For example, many clients have come to use wanting to promote one of their particular courses. The go-to we often hear is a pitch on the programme as a whole, which isn’t always the best way to attract attention. When we work with programme promotion, we provide a space to promote programmes through faculty and students, positioning the former especially as thought and industry leaders. Take a look at some coverage here!
Easily measured vs innumerable
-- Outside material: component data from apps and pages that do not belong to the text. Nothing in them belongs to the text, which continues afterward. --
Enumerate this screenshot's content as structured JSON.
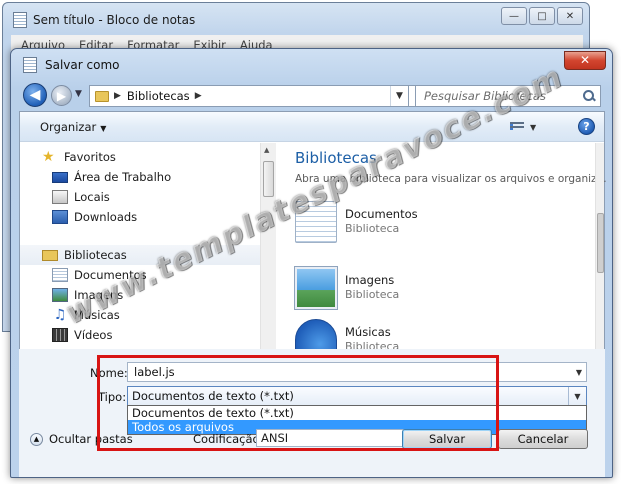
{
  "notepad": {
    "title": "Sem título - Bloco de notas",
    "menu": [
      "Arquivo",
      "Editar",
      "Formatar",
      "Exibir",
      "Ajuda"
    ],
    "controls": {
      "minimize": "—",
      "maximize": "□",
      "close": "✕"
    }
  },
  "dialog": {
    "title": "Salvar como",
    "close_glyph": "✕",
    "address": {
      "location": "Bibliotecas",
      "separator": "▶"
    },
    "search": {
      "placeholder": "Pesquisar Bibliotecas"
    },
    "toolbar": {
      "organize": "Organizar",
      "help_glyph": "?"
    },
    "nav": {
      "favorites": "Favoritos",
      "desktop": "Área de Trabalho",
      "locais": "Locais",
      "downloads": "Downloads",
      "libraries": "Bibliotecas",
      "documents": "Documentos",
      "images": "Imagens",
      "music": "Músicas",
      "videos": "Vídeos"
    },
    "content": {
      "title": "Bibliotecas",
      "subtitle": "Abra uma biblioteca para visualizar os arquivos e organiz...",
      "libraries": [
        {
          "name": "Documentos",
          "type": "Biblioteca",
          "icon": "documents-library-icon"
        },
        {
          "name": "Imagens",
          "type": "Biblioteca",
          "icon": "images-library-icon"
        },
        {
          "name": "Músicas",
          "type": "Biblioteca",
          "icon": "music-library-icon"
        }
      ]
    },
    "form": {
      "name_label": "Nome:",
      "name_value": "label.js",
      "type_label": "Tipo:",
      "type_value": "Documentos de texto (*.txt)",
      "type_options": [
        "Documentos de texto (*.txt)",
        "Todos os arquivos"
      ],
      "type_selected_index": 1,
      "encoding_label": "Codificação:",
      "encoding_value": "ANSI",
      "hide_folders": "Ocultar pastas",
      "save": "Salvar",
      "cancel": "Cancelar"
    }
  },
  "watermark": "www.templatesparavoce.com",
  "colors": {
    "highlight_box": "#d81414",
    "selection": "#3399ff",
    "link_title": "#1d5fa6"
  }
}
Of course, one of the biggest differences between sales and PR is how we measure its value. For a sales professional, the numbers they are bringing in will be indicative of how successful they are, but because PR isn’t always to simply generate revenue directly, it’s adding to it through reputation building, brand awareness, etc., it can be a little harder to measure. Sometimes in PR we talk about Advertising Value Equivalent (AVE) as measuring how much coverage would have cost if an advertisement slot had been bought, but strategic aims may not work with this model nor does it factor in other crucial elements like how PR is more influential than adverts and social media engagement. In fact, the CIPR says not to use AVE at all. Instead, we tend to look at press hits, social media engagement and media impressions, (or seek feedback from schools we work with, e.g. on how numbers of applicants have increased due to PR, etc.) but also consider the type of coverage our clients are receiving relative to their goals.
So, whilst sales and PR may share some common skills, there are important aspects of the job that separate the salesperson from the consultant
If you’re looking to take advantage of our PR consultancy services get in contact now!
Having studied at top institutions including Sciences Po, City University of Hong Kong, Oxford Brookes University, KIMEP University and having completed his Masters at the University of St Andrews, Alex’s insider knowledge means that he genuinely understands the inner workings of universities and higher education institutions. Alex has won awards for his academic writing and is fluent in both English and French, and proficient in Spanish.